* WHAT THE TASK ASKS *
Across the data below, in how many lines does the word "this" appear? Give only the number.

-----

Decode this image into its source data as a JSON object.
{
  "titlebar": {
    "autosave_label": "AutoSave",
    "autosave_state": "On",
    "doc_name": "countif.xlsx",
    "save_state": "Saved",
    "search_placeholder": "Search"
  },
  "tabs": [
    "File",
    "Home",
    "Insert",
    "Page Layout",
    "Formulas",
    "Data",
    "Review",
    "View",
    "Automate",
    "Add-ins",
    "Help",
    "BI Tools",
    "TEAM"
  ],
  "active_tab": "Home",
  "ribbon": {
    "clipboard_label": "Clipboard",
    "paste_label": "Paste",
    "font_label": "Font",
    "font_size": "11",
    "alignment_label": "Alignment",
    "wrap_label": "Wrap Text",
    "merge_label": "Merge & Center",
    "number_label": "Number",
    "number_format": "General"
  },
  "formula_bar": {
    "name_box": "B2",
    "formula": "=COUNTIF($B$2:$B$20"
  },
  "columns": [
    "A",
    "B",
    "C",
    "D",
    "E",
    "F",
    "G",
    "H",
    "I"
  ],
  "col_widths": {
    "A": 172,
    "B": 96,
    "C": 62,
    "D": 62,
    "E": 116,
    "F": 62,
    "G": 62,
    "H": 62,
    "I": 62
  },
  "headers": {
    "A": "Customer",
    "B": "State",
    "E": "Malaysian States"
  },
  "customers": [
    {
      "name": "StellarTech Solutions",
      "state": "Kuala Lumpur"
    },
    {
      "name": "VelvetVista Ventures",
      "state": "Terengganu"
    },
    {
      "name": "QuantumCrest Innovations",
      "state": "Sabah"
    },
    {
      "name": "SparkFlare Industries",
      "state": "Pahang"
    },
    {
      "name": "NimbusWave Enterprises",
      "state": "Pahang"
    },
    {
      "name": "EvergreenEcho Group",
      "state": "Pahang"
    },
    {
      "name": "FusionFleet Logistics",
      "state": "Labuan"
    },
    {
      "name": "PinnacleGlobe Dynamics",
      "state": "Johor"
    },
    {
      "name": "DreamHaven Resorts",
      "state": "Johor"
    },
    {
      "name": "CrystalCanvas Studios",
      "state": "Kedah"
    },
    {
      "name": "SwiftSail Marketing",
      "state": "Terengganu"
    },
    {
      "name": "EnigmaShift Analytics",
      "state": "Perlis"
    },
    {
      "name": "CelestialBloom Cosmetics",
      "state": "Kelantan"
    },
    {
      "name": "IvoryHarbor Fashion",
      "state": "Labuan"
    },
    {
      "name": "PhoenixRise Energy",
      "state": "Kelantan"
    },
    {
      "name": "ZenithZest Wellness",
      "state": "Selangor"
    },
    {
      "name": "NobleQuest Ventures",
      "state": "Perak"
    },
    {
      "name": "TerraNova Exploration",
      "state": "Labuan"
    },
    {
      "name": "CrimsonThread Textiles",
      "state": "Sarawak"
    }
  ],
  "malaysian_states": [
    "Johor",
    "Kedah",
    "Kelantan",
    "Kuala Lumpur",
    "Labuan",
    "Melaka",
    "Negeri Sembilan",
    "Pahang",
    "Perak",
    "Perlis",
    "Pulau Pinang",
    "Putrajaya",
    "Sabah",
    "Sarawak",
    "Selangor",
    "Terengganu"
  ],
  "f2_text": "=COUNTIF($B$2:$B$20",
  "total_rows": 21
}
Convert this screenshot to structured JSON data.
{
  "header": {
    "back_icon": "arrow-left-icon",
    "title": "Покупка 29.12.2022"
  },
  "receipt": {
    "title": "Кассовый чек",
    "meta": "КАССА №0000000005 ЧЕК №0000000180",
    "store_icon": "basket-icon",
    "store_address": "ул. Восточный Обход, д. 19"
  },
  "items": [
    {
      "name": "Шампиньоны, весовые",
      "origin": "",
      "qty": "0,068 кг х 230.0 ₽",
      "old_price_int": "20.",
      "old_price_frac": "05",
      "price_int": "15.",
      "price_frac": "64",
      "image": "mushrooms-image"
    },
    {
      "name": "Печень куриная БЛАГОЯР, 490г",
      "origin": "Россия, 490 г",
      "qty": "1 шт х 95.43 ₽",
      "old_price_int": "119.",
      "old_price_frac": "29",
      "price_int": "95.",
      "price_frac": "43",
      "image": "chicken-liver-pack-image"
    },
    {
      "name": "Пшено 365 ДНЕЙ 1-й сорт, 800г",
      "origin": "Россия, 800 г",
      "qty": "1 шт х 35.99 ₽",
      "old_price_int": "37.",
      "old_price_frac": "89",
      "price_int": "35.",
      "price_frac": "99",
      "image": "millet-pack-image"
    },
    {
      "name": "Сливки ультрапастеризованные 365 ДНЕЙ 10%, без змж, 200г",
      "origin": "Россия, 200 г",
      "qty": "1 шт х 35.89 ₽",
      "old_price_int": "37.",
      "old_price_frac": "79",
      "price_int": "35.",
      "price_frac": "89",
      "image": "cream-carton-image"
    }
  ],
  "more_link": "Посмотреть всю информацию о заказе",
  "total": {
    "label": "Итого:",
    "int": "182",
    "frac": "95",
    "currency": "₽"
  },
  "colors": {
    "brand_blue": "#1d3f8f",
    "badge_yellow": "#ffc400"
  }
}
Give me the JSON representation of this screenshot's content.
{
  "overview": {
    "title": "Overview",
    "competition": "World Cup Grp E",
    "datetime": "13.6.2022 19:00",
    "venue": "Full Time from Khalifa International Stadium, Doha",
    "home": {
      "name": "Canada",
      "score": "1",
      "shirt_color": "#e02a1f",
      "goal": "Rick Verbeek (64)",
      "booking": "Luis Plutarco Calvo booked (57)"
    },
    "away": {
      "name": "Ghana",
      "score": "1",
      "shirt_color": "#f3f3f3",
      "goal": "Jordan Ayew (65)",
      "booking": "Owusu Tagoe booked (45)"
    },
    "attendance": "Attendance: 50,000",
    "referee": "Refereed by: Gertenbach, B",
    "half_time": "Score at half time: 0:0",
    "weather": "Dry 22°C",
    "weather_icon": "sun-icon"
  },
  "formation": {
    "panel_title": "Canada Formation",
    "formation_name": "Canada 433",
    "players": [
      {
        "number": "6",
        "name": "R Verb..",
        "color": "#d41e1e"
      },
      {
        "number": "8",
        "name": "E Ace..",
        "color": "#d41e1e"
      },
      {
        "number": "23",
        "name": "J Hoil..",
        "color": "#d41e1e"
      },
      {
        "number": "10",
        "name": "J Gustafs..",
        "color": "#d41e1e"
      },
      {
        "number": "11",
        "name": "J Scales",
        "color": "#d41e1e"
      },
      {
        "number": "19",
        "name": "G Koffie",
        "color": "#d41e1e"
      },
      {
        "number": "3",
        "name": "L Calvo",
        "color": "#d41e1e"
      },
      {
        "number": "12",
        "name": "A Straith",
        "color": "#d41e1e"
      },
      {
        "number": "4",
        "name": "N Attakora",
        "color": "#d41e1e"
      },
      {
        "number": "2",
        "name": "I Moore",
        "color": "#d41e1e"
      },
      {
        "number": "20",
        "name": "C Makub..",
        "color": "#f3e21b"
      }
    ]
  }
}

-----

* OUTPUT OF THE TASK *
3